● **THE PROBLEM**: Copy all the lines below without altering anything.

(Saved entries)
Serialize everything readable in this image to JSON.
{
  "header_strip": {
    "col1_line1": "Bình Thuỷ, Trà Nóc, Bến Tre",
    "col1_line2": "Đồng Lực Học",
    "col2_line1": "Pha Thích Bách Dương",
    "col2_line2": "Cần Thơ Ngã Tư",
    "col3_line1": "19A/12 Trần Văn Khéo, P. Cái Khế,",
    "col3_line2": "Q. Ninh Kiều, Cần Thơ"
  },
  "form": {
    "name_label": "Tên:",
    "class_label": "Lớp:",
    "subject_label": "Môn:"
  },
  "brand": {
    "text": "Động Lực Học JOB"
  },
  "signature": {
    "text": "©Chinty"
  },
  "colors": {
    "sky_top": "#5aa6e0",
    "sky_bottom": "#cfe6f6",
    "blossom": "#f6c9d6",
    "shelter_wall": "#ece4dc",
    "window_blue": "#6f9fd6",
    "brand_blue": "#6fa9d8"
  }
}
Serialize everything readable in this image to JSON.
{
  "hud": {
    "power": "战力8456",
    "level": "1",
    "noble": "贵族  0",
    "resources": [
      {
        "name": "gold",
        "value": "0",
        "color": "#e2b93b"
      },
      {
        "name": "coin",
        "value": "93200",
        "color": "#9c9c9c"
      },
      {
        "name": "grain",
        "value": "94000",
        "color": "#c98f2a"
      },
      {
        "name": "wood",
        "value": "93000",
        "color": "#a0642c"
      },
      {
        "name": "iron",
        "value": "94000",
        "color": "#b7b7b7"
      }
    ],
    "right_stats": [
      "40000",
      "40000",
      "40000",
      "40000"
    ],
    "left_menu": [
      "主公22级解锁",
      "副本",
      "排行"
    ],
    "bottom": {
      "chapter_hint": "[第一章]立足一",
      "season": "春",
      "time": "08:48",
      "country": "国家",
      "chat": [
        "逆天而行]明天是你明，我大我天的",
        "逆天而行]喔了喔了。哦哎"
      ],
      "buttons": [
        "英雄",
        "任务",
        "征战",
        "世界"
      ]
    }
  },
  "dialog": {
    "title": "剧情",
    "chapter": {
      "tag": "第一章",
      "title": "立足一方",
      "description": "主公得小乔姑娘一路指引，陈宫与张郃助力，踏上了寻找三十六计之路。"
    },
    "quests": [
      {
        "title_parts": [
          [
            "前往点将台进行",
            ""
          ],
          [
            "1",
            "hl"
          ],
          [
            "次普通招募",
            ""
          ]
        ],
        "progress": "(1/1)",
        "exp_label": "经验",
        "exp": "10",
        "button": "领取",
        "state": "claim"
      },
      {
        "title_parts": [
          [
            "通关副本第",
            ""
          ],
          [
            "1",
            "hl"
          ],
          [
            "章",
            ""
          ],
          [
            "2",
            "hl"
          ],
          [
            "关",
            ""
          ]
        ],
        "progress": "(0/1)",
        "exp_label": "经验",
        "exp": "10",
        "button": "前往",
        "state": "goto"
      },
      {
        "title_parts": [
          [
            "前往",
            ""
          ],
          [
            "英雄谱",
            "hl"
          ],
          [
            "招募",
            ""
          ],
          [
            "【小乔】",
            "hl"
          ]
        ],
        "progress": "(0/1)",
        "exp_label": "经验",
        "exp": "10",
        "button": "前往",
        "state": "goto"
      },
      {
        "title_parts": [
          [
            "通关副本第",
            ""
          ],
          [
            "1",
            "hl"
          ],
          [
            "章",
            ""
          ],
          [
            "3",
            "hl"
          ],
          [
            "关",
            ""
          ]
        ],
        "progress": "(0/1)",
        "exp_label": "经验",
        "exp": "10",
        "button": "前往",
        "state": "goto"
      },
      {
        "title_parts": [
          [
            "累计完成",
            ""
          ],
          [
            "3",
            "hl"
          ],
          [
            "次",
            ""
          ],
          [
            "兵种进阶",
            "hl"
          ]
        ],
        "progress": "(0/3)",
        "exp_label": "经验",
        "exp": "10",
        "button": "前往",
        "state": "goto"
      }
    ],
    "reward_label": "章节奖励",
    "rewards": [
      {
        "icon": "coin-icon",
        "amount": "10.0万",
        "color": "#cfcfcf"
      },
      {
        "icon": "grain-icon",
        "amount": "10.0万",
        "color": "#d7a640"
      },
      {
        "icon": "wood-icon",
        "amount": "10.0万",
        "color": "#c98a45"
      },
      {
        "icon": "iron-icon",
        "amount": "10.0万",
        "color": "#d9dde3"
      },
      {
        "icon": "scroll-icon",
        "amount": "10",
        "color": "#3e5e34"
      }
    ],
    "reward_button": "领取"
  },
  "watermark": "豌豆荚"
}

● **ANSWER**:
Serialize everything readable in this image to JSON.
{
  "header_strip": {
    "col1_line1": "Bình Thuỷ, Trà Nóc, Bến Tre",
    "col1_line2": "Đồng Lực Học",
    "col2_line1": "Pha Thích Bách Dương",
    "col2_line2": "Cần Thơ Ngã Tư",
    "col3_line1": "19A/12 Trần Văn Khéo, P. Cái Khế,",
    "col3_line2": "Q. Ninh Kiều, Cần Thơ"
  },
  "form": {
    "name_label": "Tên:",
    "class_label": "Lớp:",
    "subject_label": "Môn:"
  },
  "brand": {
    "text": "Động Lực Học JOB"
  },
  "signature": {
    "text": "©Chinty"
  },
  "colors": {
    "sky_top": "#5aa6e0",
    "sky_bottom": "#cfe6f6",
    "blossom": "#f6c9d6",
    "shelter_wall": "#ece4dc",
    "window_blue": "#6f9fd6",
    "brand_blue": "#6fa9d8"
  }
}
Serialize everything readable in this image to JSON.
{
  "hud": {
    "power": "战力8456",
    "level": "1",
    "noble": "贵族  0",
    "resources": [
      {
        "name": "gold",
        "value": "0",
        "color": "#e2b93b"
      },
      {
        "name": "coin",
        "value": "93200",
        "color": "#9c9c9c"
      },
      {
        "name": "grain",
        "value": "94000",
        "color": "#c98f2a"
      },
      {
        "name": "wood",
        "value": "93000",
        "color": "#a0642c"
      },
      {
        "name": "iron",
        "value": "94000",
        "color": "#b7b7b7"
      }
    ],
    "right_stats": [
      "40000",
      "40000",
      "40000",
      "40000"
    ],
    "left_menu": [
      "主公22级解锁",
      "副本",
      "排行"
    ],
    "bottom": {
      "chapter_hint": "[第一章]立足一",
      "season": "春",
      "time": "08:48",
      "country": "国家",
      "chat": [
        "逆天而行]明天是你明，我大我天的",
        "逆天而行]喔了喔了。哦哎"
      ],
      "buttons": [
        "英雄",
        "任务",
        "征战",
        "世界"
      ]
    }
  },
  "dialog": {
    "title": "剧情",
    "chapter": {
      "tag": "第一章",
      "title": "立足一方",
      "description": "主公得小乔姑娘一路指引，陈宫与张郃助力，踏上了寻找三十六计之路。"
    },
    "quests": [
      {
        "title_parts": [
          [
            "前往点将台进行",
            ""
          ],
          [
            "1",
            "hl"
          ],
          [
            "次普通招募",
            ""
          ]
        ],
        "progress": "(1/1)",
        "exp_label": "经验",
        "exp": "10",
        "button": "领取",
        "state": "claim"
      },
      {
        "title_parts": [
          [
            "通关副本第",
            ""
          ],
          [
            "1",
            "hl"
          ],
          [
            "章",
            ""
          ],
          [
            "2",
            "hl"
          ],
          [
            "关",
            ""
          ]
        ],
        "progress": "(0/1)",
        "exp_label": "经验",
        "exp": "10",
        "button": "前往",
        "state": "goto"
      },
      {
        "title_parts": [
          [
            "前往",
            ""
          ],
          [
            "英雄谱",
            "hl"
          ],
          [
            "招募",
            ""
          ],
          [
            "【小乔】",
            "hl"
          ]
        ],
        "progress": "(0/1)",
        "exp_label": "经验",
        "exp": "10",
        "button": "前往",
        "state": "goto"
      },
      {
        "title_parts": [
          [
            "通关副本第",
            ""
          ],
          [
            "1",
            "hl"
          ],
          [
            "章",
            ""
          ],
          [
            "3",
            "hl"
          ],
          [
            "关",
            ""
          ]
        ],
        "progress": "(0/1)",
        "exp_label": "经验",
        "exp": "10",
        "button": "前往",
        "state": "goto"
      },
      {
        "title_parts": [
          [
            "累计完成",
            ""
          ],
          [
            "3",
            "hl"
          ],
          [
            "次",
            ""
          ],
          [
            "兵种进阶",
            "hl"
          ]
        ],
        "progress": "(0/3)",
        "exp_label": "经验",
        "exp": "10",
        "button": "前往",
        "state": "goto"
      }
    ],
    "reward_label": "章节奖励",
    "rewards": [
      {
        "icon": "coin-icon",
        "amount": "10.0万",
        "color": "#cfcfcf"
      },
      {
        "icon": "grain-icon",
        "amount": "10.0万",
        "color": "#d7a640"
      },
      {
        "icon": "wood-icon",
        "amount": "10.0万",
        "color": "#c98a45"
      },
      {
        "icon": "iron-icon",
        "amount": "10.0万",
        "color": "#d9dde3"
      },
      {
        "icon": "scroll-icon",
        "amount": "10",
        "color": "#3e5e34"
      }
    ],
    "reward_button": "领取"
  },
  "watermark": "豌豆荚"
}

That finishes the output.